OTTAWA — The Parliamentary Budget Officer warns homeownership has become even less affordable during the pandemic for the average buyer, who may find it even harder to get into the market unless prices drop.

OTTAWA — The Parliamentary Budget Officer warns homeownership has become even less affordable during the pandemic for the average buyer, who may find it even harder to get into the market unless prices drop.

House prices were skyrocketing before the COVID-19 pandemic hit two years ago, and have been further inflated by rock-bottom interest rates, demand for more space and supply that can’t follow.

According to the report by budget director Yves Giroux, house prices in most major cities could have been considered affordable at the start of 2015, depending on costs, but also on the borrowing capacity of buyers.

Giroux’s office estimates that home prices in Toronto, Hamilton and Ottawa were more than 50% above affordable at the end of 2021, and unaffordable by a smaller margin in Vancouver and Montreal.

He says the middle income will find it increasingly difficult to afford a home in the future unless prices fall or wages rise.

Giroux also warns that those who have recently bought homes are more vulnerable to rising interest rates and may find themselves unable to cope with a sudden shock like job loss.

Its report noted that debt loads in Toronto, Vancouver, Victoria and Hamilton were high enough that households could be considered financially vulnerable, meaning any loss of income would make them less likely to meet mortgage payments.

Financially better off homeowners will be able to handle higher rates, he said, but Giroux said those with average incomes who have recently purchased homes “could be in a tough spot” financially.

The report released Thursday adds to the evidence before MPs who, Giroux said, have repeatedly come to his office with questions about the cost of housing.

Giroux’s report indicates that at the end of last year, the national average home price was $811,700, a 43% increase from the $565,800 recorded in December 2019, some months before the pandemic hit the country.

The December 2021 figure was also almost double the average price of $413,000 in January 2015.

Low interest rates, pushed there by the central bank to keep the economy going, and federal supports that imposed a financial floor on households have helped push prices up over the past two years.

Giroux said the gains in borrowing capacity that financial circumstances offered were far outweighed by home prices in several cities and were actually widening the affordability gap.

Fixed-rate mortgage rates have climbed higher as the Bank of Canada is expected to start raising its key rate next month. If, and when, that happens, variable rate mortgages will start to climb as the central bank seeks to cool overheated markets.

Giroux said rising rates will likely offset any increase in household income for middle-income earners, meaning their ability to borrow, and therefore afford a home, will remain relatively stable.

Prices should come down to make home ownership more affordable for the average buyer, Giroux said. One possible avenue is to increase supply, which, according to Giroux’s report, did not keep up with the population boom between 2015 and 2019.

The federal government has sought to increase housing supply, promising cities funding to help speed up development times and approvals.

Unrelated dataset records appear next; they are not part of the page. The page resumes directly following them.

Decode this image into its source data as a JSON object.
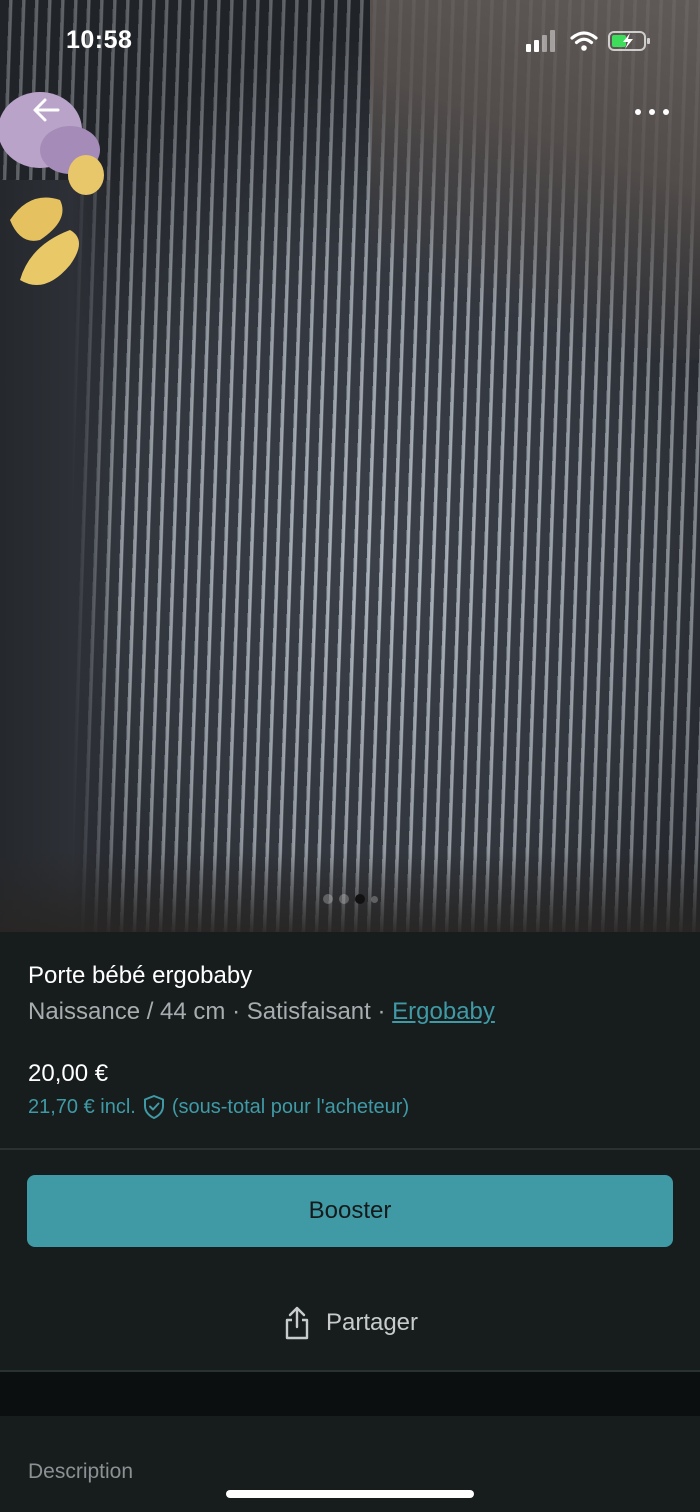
{
  "status_bar": {
    "time": "10:58"
  },
  "photo": {
    "carousel": {
      "count": 4,
      "active_index": 2
    }
  },
  "listing": {
    "title": "Porte bébé ergobaby",
    "size": "Naissance / 44 cm",
    "separator": " · ",
    "condition": "Satisfaisant",
    "brand": "Ergobaby",
    "price": "20,00 €",
    "price_incl": "21,70 € incl.",
    "price_incl_note": "(sous-total pour l'acheteur)"
  },
  "actions": {
    "booster_label": "Booster",
    "share_label": "Partager"
  },
  "description": {
    "label": "Description"
  },
  "colors": {
    "accent": "#3f9aa6",
    "background": "#171c1d"
  }
}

On Thursday, Finance Minister Chrystia Freeland offered transit funding to help cities manage shortfalls, but asked provinces and cities to speed up housing plans as a requirement money.

Conservative housing critic Matt Jeneroux said Liberal efforts so far have not been able to close the affordability gap for homebuyers and argued that plans government would not solve the problem.

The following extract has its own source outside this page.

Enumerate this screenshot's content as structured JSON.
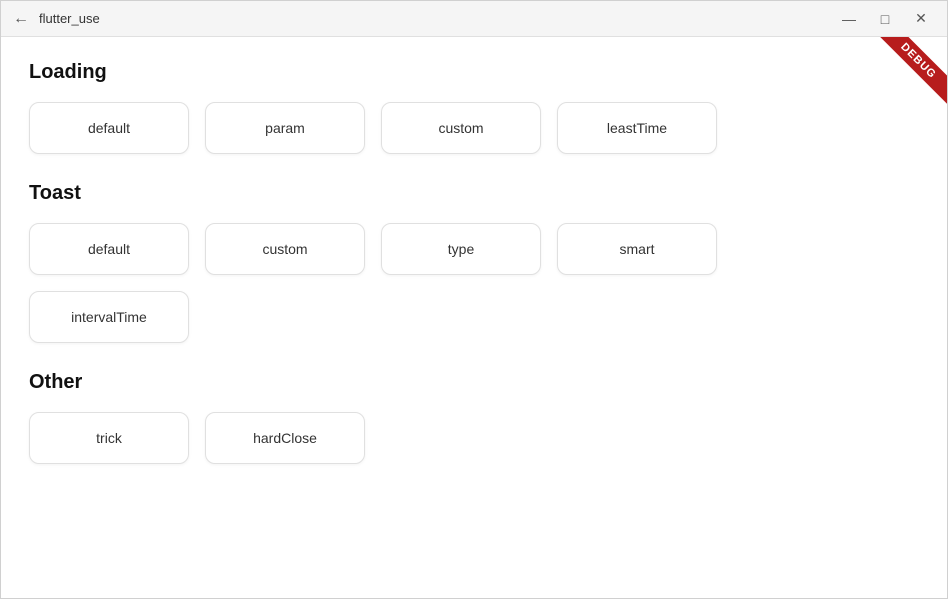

This report from The Canadian Press was first published on February 17, 2022.

Jordan Press, The Canadian Press